this Wednesday, May 12th is our 5th lesson in the study of Habakkuk. We want to introduce a word or term that is essential for Christians to know and understand (to the degree it is possible). In last week’s online notes, I began writing a statement that I purposely did not finish. The statement read, “The primary reason [or instigator] for God’s [intervening in human affairs with] wrath is…”
The bracketed words are aded for clarity as we fill in the blank and complete the statement. The word or term we will investigate thoroughly is apostasy and apostate. We will give a brief definition of the term and a few scriptures where God’s wrath is on full display.
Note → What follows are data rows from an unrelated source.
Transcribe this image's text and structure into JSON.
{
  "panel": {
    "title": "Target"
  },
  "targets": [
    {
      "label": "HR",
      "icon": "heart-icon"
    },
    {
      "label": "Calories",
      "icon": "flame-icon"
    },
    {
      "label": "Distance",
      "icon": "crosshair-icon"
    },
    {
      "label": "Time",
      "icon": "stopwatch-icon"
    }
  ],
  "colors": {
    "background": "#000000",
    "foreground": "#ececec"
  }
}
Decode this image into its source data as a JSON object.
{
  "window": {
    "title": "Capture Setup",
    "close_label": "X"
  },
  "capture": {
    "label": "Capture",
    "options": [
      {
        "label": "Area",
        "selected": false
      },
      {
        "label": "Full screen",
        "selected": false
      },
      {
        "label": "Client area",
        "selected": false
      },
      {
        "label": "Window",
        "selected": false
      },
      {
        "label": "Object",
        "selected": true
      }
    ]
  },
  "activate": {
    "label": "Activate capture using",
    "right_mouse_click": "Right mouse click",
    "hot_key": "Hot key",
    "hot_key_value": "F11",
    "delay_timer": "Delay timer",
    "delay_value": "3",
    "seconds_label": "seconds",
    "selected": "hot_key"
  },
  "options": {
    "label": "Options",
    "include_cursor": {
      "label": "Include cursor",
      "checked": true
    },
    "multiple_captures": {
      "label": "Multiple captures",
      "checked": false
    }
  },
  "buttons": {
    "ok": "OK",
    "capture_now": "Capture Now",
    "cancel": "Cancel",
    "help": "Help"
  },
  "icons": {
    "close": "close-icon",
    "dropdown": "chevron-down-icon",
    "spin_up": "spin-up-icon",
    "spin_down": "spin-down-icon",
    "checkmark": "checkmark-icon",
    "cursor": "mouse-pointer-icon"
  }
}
Your job and homework in preparing for Wednesday is to determine if there is a connection, a clear pattern, and a prophecy concerning the Church age and the Second Coming of Christ. For preparation, read the following text and scriptures; also, write your own answers to the questions:
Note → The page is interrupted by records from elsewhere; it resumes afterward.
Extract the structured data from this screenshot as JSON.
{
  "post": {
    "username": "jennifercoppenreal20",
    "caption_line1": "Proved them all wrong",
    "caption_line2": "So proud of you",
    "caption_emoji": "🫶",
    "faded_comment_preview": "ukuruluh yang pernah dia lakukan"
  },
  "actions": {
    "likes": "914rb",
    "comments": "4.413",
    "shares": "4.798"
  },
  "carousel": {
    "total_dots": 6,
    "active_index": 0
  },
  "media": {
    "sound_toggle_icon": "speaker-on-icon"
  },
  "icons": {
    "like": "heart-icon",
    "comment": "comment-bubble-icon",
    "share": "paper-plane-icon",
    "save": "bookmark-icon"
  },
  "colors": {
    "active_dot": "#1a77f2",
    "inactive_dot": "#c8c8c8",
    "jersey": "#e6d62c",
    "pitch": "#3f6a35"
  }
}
Wikipedia definition of Apostasy–
: ἀποστασία apostasía
, “a defection
“) is the formal disaffiliation
from, abandonment of, or renunciation of a religion
by a person. It can also be defined within the broader context of embracing an opinion that is contrary to one’s previous religious beliefs
. One who undertakes apostasy is known as an apostate
. Undertaking apostasy is called apostatizing
– also spelled apostacizing
). The term apostasy
is used by sociologists
to mean the renunciation and
criticism of, or opposition to, a person’s former religion, in a technical sense, with no pejorative connotation. Occasionally, the term is also used metaphorically
to refer to the renunciation of a non-religious belief or cause, such as a political party, social movement
, or sports team.
Apostasy is generally not a self-definition: few former believers call themselves apostates due to the term’s negative connotation. Many religious groups and some states punish apostates; this may be the official policy of a particular religious group or it may simply be the voluntary action of its members. Such punishments
may include shunning
, verbal abuse
, physical violence, or even execution
Reading 1: Why God sent the flood in Noah’s day – Genesis 6:5-8
- According to God, what was the disposition of mankind? Is this apostasy?
- What is the punishment God sends?
Reading 2: Why God removed the Northern Kingdom, Israel – 2 Kings 17:7-20
- What is the disposition of those in the Northern Kingdom? Is this apostasy?
- What is the punishment God sends?
Reading 3: What is paradoxical for the prophet about God raising up Chaldeans
Habakkuk 1:12 thru 2:1
- What is the prophet’s confusion about the Holy God? (verses 12-13)
- Does the prophet accuse God of rewarding the wicked? (verses 14-17)
Extra Credit— The New Testament speaks of a coming Day of judgment and wrath of God (2 Thessalonians 1:3-12). In chapter 2 of the same book, mention is made of an apostasy that must occur prior to the Day (2 Thessalonians 2:1-4 and 2 Peter 2:1-3). Do you believe (as some do) that the apostasy already happened during the time Protestants rejected and split from the Roman Catholic church or do you believe their is yet another apostasy of the church that is to come (maybe in our time)?
Again, for your pleasure, here are some Wikipedia notes on the “Great Apostasy:”
The Great Apostasy is a concept within Christianity, identifiable at least from the time of the Reformation, to describe a perception that the early apostolic Church has fallen away from the original faith founded by Jesus and promulgated through his twelve Apostles. Protestants used the term to describe the perceived fallen state of traditional Christianity, especially the Roman Catholic Church, because they claim it changed the doctrines of the early church and allowed traditional Greco-Roman culture (i.e.Greco-Roman mysteries, deities of solar monism such as Mithras and Sol Invictus, pagan festivals and Mithraic sun worship and idol worship) into the church on its own perception of authority. Because it made these changes using claims of tradition and not from scripture, the Church – in the opinion of those adhering to this concept – has fallen into apostasy. A major thread of this perception is the suggestion that, to attract and convert people to Christianity, the church in Rome incorporated pagan beliefs and practices within the Christian religion, mostly Graeco-Roman rituals, mysteries, and festivals. For example, Easter has been described as a pagan substitute for the Jewish Passover, although neither Jesus nor his Apostles enjoined the keeping of this or any other festival.
The term is derived from the Second Epistle to the Thessalonians, in which the Apostle Paul informs the Christians of Thessalonica that a great apostasy must occur before the return of Christ, when “the man of sin is revealed, the son of destruction” (chapter 2:1–12). The Catholic Church, Anglican Church, Eastern and Oriental Orthodox Churches have interpreted this chapter as referring to a future falling-away, during the reign of the Antichrist at the end of time.